Along with possible heavy falling objects, hard hats can protect against electrical shock. There are several different classes of hard hats when it comes to electrical resistance: Class E, Class G, and Class C.
Class C has no electrical resistance, while Class G hard hats are made to reduce the danger against exposure to low voltage electrical conductors. Specifically, class G hard hats can provide impact resistance from up to 2,200 volts.
However, class E hard hats can withstand up to 20,000 volts of electricity. So, depending on the job, there are options for more or less electrical resistance.
OSHA requires workers to wear a helmet designed to reduce electric shock when working in areas with a potential for electric shock.
4. Keep Rain Out of a Worker’s Face
Hard hats also help when working outdoors. As many hard hats are made with a small visor in the front, they can help keep the rain out of a construction worker’s face while they’re trying to do their job. While this isn’t a safety feature like many other reasons, it makes doing construction work a little bit easier.
5. Protect the Head and Face From Debris
While falling objects will typically come from above, hard hats are made for every kind of danger that could injure a construction worker’s head, which means any debris that may come from the side or result from a construction worker working. Therefore, the head is protected from flying nails, wood pellets, or any other objects that may be present at a construction site.
6. Keep the Head Safe From the Sun
A sunburnt scalp is not fun. Therefore, if a construction worker is outside on a sunny day, a hard hat can help prevent horrible sunburns and protect the head from harmful UV rays. While the sun does provide Vitamin D, too much sun (especially every day) can cause long-lasting damage to the skin and raise a person’s chances of developing skin cancer.
7. Keep Sweat off the Face

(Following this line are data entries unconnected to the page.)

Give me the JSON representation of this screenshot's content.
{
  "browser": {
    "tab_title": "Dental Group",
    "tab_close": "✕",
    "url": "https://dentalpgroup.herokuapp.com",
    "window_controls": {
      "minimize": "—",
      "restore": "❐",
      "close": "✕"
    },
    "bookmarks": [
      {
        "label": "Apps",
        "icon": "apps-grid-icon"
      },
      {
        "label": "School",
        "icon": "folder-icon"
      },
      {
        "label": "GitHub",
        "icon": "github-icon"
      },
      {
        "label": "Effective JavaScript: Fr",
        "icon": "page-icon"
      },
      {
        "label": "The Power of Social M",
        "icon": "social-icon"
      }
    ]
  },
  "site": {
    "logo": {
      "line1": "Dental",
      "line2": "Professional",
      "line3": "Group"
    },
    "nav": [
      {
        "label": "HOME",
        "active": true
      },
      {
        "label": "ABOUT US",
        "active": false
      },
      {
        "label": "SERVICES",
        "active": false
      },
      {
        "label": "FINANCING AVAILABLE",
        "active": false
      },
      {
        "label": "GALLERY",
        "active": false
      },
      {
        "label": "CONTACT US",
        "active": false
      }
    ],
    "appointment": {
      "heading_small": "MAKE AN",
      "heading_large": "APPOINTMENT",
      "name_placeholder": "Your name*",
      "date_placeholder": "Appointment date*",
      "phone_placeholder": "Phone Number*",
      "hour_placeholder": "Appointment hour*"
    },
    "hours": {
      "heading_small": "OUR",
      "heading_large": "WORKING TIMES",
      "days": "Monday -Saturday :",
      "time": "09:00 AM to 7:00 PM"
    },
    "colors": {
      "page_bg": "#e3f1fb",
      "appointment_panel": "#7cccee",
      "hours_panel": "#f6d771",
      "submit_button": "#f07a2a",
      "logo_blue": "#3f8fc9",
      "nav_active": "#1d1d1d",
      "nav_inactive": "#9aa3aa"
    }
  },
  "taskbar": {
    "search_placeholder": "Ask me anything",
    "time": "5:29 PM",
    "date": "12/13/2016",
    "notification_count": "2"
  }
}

Like keeping the rain off the face, hard hats can also help with sweat falling into a construction worker’s eyes. Working outside in the heat is tough, so many hard hats or hard hat accessories are designed for that very reason.
For example, this Hard Hat Cap Insert Liner from Amazon is an excellent option for construction workers that spend all day out in the heat. Not only does it provide a sweatband, but it also provides an air mesh microfiber cloth that works to absorb sweat while offering ventilation for the head. Therefore, it works to keep workers cool on a hot day.
8. Protect the Head in Case of a Fall
Working on construction sites sometimes means being up on roofs or tall buildings, which can be dangerous. If a construction worker were to fall, it could be fatal. While hard hats are mainly designed to protect a person’s head from objects falling on them, having a hard helmet-type hat on the head could be the difference between life and death when falling from a high place.
Therefore, hard hats will offer some means of protection in case of an accident and a construction worker were to fall.
9. They Are Mandatory per OSHA Regulations
As we’ve discussed, construction workers wear hard hats for numerous reasons, such as protection from various dangers, including falling objects and debris or electric shocks. Hard hats are also helpful when working in the heat to protect against the sun and keep sweat away from the eyes. All of these are intended to offer protection and comfort to the wearer.
Indeed, it is wise to wear hard hats on a construction site for a person’s safety, as they protect against many situations when it comes to construction work and the outside elements. While they keep construction workers safe, it’s also mandatory for all construction and industrial workers to wear them.
The Occupational Safety and Health Administration (OSHA) states that any employees who are working in areas that have a possible danger of head injury must wear protective helmets on site.
Before hard hats were invented in 1919 by Edward W. Bullard, many workers would cover their hats in tar and leave them in the sun to cure in hopes of protecting their heads in case of an accident. While hard hats were not always mandatory to wear on the job, it was always a known fact of the risks involved with construction work.
By the 1970s, many companies finally made wearing hard hats mandatory for construction workers due to the Occupational Safety and Health Act of 1970.